The sun is shining on Conservative canvassers in Hemel Hempstead. They are well-organised and can afford to be cheerful – but frustrations about the coalition are threatening to dent their whopping majority in Hertfordshire this Thursday.
The Conservatives know how to win elections in this part of the world. At the last local elections they increased their grip on Hertfordshire county council to hold 55 of its 77 seats. That was in 2009, when David Cameron was hoping to win an overall majority in the looming general election. We're in a very different political climate now, and the local Tories are on the defensive. There is a strong chance Labour could take back the area of Hemel Hempstead being canvassed on Monday night, just three days before polling day.
A small group of well-organised Conservatives have been dispatched to the area to try and work out who is planning on voting which way. The technique is simple: knock on doors, enquire about political sympathies, and either retreat quickly or, if the voter is willing, engage in a bit of chit-chat.
It's usually the former. There are so many excuses: "I've just got home from work." Or, "I've got to bathe the kids." Or even: "I don't speak Eeenglish!"
But not always. Occasionally the opportunity to chit-chat develops and is instantly seized on by the Tory veterans. John, a delightful old 'character' who told me he spent his youth breeding white mice and surrounded by Staffordshire bull terriers, gets the voters talking by displaying a single-minded determination to pet every dog that barked at him. Colin, the local party chairman, even tries a little Afrikaans on a South African visitor. Anthony, the candidate, is treated by an old lady to a lengthy lecture on the history of the street, just down the road, where she had grown up. She looked very much more like she would vote for him at the end of their conversation than at the start.
Sometimes, standing just inside their front door and looking thoughtful, the voters of Hemel Hempstead are even forthcoming enough to get their frustrations off their chest. "I normally vote for you, but…" seems to crop up an awful lot. One old gent in a well-to-do sort of property gives off deeply equivocal messages. He gives "three cheers" for David Cameron every so often, he explains, but feels "they're all the same these days" and reveals obliquely that "my wife votes the other way". It takes several minutes, talking over his comments with Anthony, to work out what his actual voting intention was. In the old days, he would have been Conservative through and through. Now he is soft, or undecided, or something. His support was getting foggier and foggier.
The problem, in a word, is coalition. "It's all a big cock-up," as one grumpy old man puts it. Nick Clegg crops up again and again as a figure of contempt, the "biggest waste of space" of all, who is ruining the country and preventing a decent Tory government from doing all the decent things a decent Tory government should. One voter, a doctor, says he's been turned off the Conservatives because of gay marriage and is now going to vote Ukip instead. Another pines for the days of Thatcher. "The Conservative party has fallen down," he declares. The problem is that the Tories inherited a very tricky situation, this particular canvasser, Gbola, explained. That seems to do the trick. "True," the voter muses. "New Labour ballsed it up!"

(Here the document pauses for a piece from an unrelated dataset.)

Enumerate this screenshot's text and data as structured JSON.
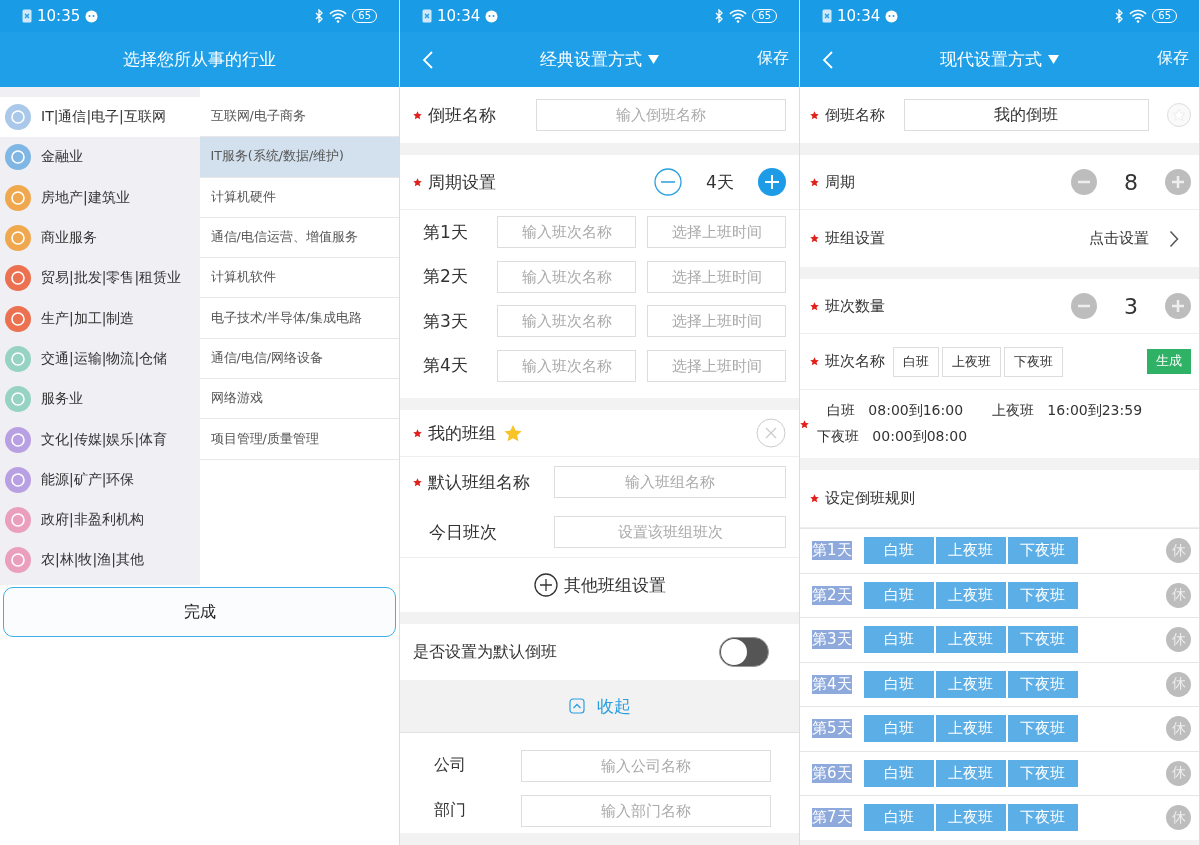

With the exception of potholes and salt bins, all the talk on the doorstep is of national politics. Analysts always warn against making too many inferences of the national state of play from the hotch-potch of local contests taking place across England. But on the doorstep here all the talk is of the situation in Whitehall, not down the road. This seems to work well for the Conservative candidate, Anthony McKay, who tells me he very rarely gets challenged on potholes – despite the fact it is his party who are in power locally and aren't doing enough about it. The incumbency strategy for the Tories is simple: you've got to vote for us, because otherwise we might get stuck with the liberals again.
"What a beautiful sunset," John says, distracted from the candidate explaining the merits of a new neighbourhood action scheme to an apparently genuinely interested voter. "I've travelled around a bit, and there's nowhere as good as here." I look around over Hemel Hempstead. The roads are in atrocious condition, the housing stock is distinctly mixed, and the temperature is getting chilly. But the people only very rarely slam the door in your face, are willing to show you their dogs and tend to vote Conservative. Back at the local party HQ, with portraits of Thatcher and Churchill and a doe-eyed Cameron gazing on, Colin and Anthony explain to me how the local community has coalesced around the Conservative party and made it the dominant force it is today. This is, without question, not a bad place to be a Tory.